Required action >> How many lines in the records below contain "экосистема"? Reply with the number only.
__________________________________________________
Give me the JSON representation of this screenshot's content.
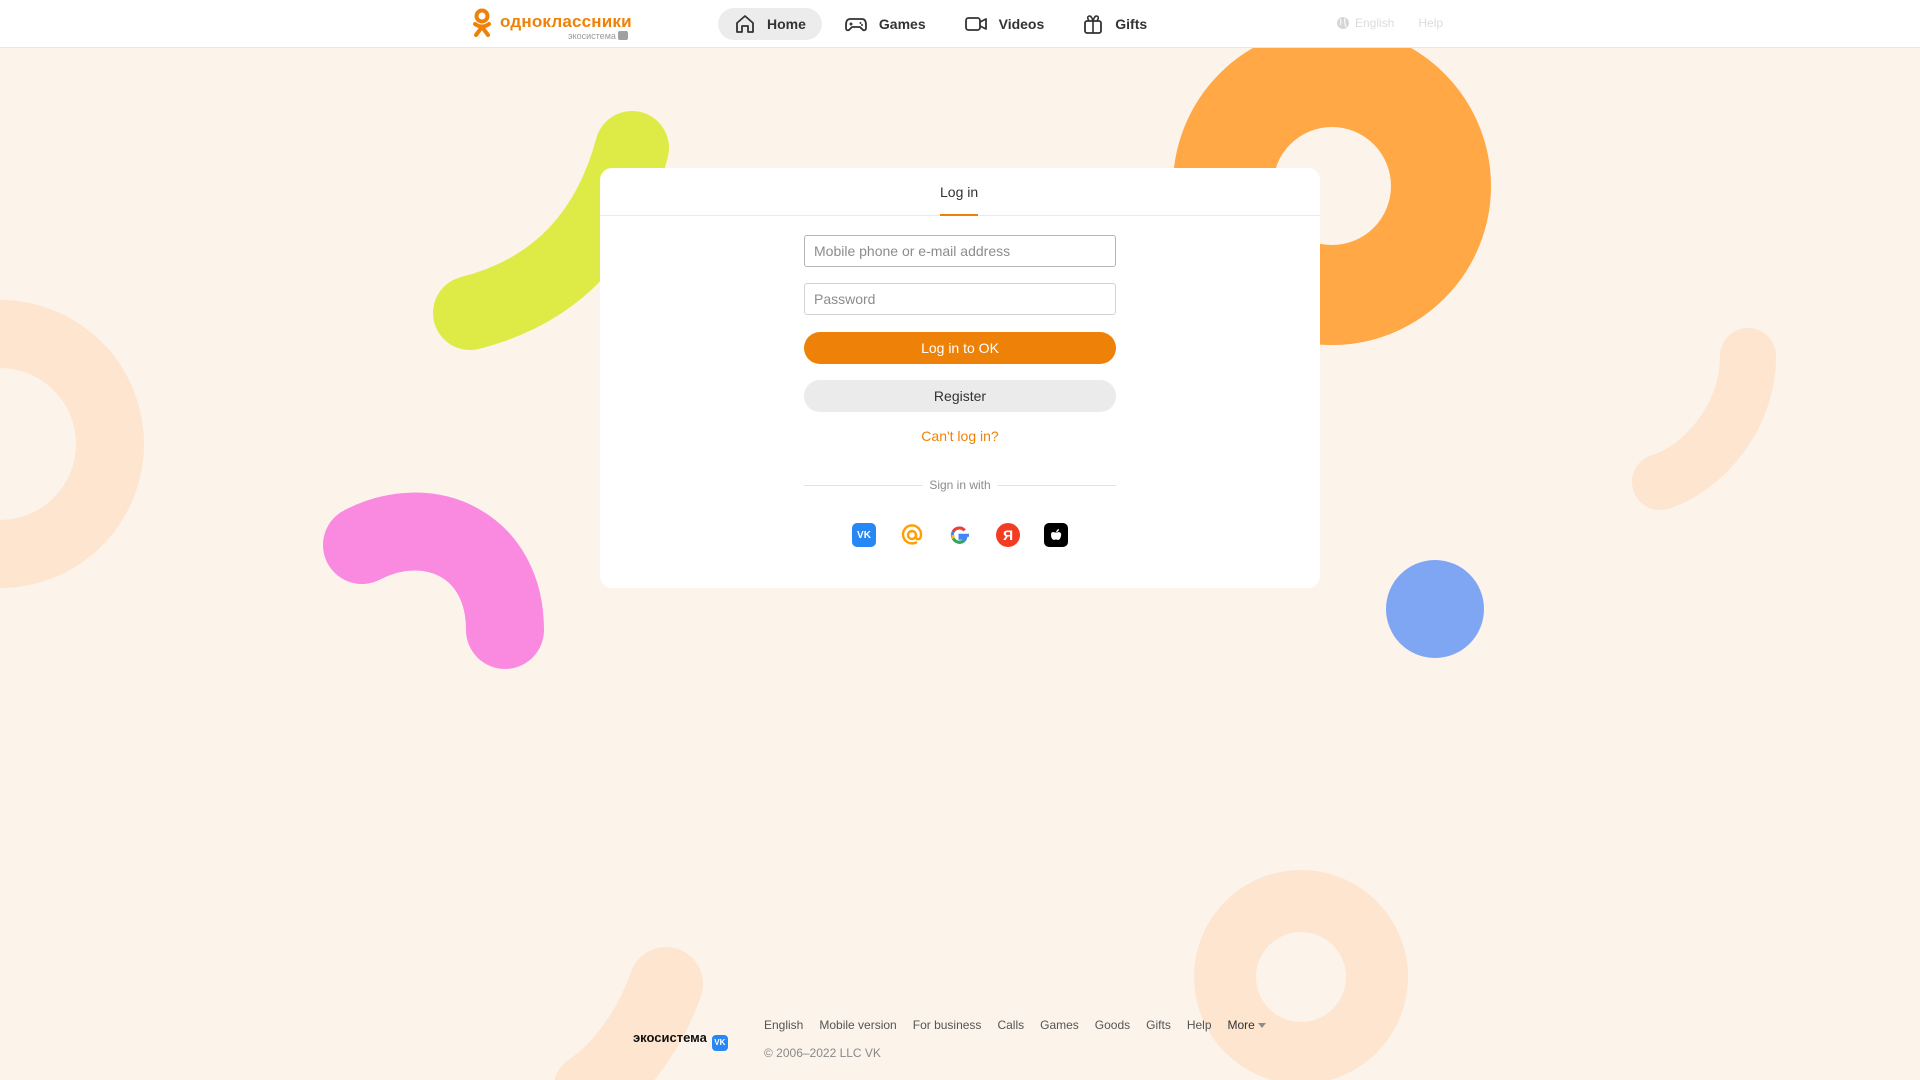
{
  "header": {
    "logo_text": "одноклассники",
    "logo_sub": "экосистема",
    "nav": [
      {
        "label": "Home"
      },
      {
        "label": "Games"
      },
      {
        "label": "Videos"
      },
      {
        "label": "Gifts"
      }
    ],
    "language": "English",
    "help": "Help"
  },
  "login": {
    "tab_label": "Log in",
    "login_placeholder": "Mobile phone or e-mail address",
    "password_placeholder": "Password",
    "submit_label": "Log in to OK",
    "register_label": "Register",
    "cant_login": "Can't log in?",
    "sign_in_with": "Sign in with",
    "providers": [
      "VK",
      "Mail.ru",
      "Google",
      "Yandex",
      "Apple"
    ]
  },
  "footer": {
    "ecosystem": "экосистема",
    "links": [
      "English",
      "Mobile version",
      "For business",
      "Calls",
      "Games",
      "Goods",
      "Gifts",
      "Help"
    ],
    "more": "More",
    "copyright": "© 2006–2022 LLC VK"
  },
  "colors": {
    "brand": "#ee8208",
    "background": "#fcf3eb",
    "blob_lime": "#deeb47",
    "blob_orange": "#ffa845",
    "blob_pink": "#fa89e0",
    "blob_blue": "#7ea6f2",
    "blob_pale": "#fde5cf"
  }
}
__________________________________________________
Response >> 2